The Control Game
Updated: Feb 12
by Liesl Begnaud
Surrendering control can be terrifying; or, it can be liberating. Often triathletes are attributed to “Type A Personality”. Look that up and you'll find a temperament described by excessive ambition, aggression, competitiveness, drive, impatience, need for control, focus on quantity over quality, and an unrealistic sense of urgency. Driven, dedicated and focused can be positives, but not when taken to the extreme of obsessive, anxious and neurotic. We can get sucked into a certain way of behaving and training as an athlete.
I remind the athletes I work with to "control what you can control."
You can’t control the weather, but you can control how you respond to it. How do you respond? You can surrender to the weather it, train in it, and embrace it as an extra challenge if it comes on race day.
As an athlete, you control when you fit your workouts into your day. You take charge of your schedule so you can reach your goals. This is healthy control. You practice prioritizing.
Allowing yourself to miss a workout for a legitimate reason such as illness is another way of surrendering control.

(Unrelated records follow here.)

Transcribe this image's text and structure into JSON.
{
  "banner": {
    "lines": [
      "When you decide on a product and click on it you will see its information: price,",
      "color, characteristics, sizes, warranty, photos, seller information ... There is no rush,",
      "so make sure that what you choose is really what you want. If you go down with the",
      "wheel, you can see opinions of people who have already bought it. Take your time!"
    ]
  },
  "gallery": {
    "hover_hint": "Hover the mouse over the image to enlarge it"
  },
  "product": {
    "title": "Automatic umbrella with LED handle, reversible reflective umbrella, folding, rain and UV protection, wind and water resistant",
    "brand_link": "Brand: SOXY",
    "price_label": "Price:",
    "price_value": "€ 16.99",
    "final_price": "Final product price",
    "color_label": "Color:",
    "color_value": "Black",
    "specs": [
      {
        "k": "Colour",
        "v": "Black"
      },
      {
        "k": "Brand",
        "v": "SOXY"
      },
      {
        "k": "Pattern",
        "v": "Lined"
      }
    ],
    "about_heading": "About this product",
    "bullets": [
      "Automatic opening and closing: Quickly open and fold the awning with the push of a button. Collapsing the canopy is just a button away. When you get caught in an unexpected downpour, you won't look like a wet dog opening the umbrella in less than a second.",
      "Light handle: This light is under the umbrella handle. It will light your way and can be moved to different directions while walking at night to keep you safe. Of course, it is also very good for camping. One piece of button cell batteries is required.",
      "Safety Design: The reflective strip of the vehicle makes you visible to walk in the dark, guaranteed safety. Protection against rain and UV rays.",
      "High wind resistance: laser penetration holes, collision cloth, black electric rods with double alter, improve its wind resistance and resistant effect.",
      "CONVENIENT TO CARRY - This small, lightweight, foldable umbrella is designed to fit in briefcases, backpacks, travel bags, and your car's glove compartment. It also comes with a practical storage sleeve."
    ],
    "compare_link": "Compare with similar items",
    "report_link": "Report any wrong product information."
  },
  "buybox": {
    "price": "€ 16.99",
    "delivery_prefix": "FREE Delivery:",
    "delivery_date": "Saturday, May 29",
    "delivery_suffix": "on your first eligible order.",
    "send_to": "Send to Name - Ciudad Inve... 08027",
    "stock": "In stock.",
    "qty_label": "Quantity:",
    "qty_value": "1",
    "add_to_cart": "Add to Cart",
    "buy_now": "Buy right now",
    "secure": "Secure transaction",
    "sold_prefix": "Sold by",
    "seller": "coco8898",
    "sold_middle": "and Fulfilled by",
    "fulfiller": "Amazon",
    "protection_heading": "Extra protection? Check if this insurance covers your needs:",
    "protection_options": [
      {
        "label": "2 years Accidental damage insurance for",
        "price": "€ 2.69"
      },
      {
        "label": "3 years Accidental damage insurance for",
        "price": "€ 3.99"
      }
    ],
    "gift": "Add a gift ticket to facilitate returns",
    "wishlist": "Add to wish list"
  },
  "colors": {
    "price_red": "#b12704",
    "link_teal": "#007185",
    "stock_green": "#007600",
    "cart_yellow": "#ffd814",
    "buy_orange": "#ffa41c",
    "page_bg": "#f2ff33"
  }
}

Can you do that without berating yourself or trying to “make it up?" What I witness too often as a coach is an athlete that gets obsessed with training and trains at all costs - the cost of family and friends, health, work, or finances. An unrealistic sense of urgency takes over and it becomes unhealthy.
A recent Facebook thread discussed how often athletes train without a computer. This is another example! How often do you simply run, swim, or bike without a watch, without collecting data? That is surrendering. One response was “never, my coach needs the data." Nope, not all the time. It’s important to train and take control of learning how you feel when you train at various paces and intensities.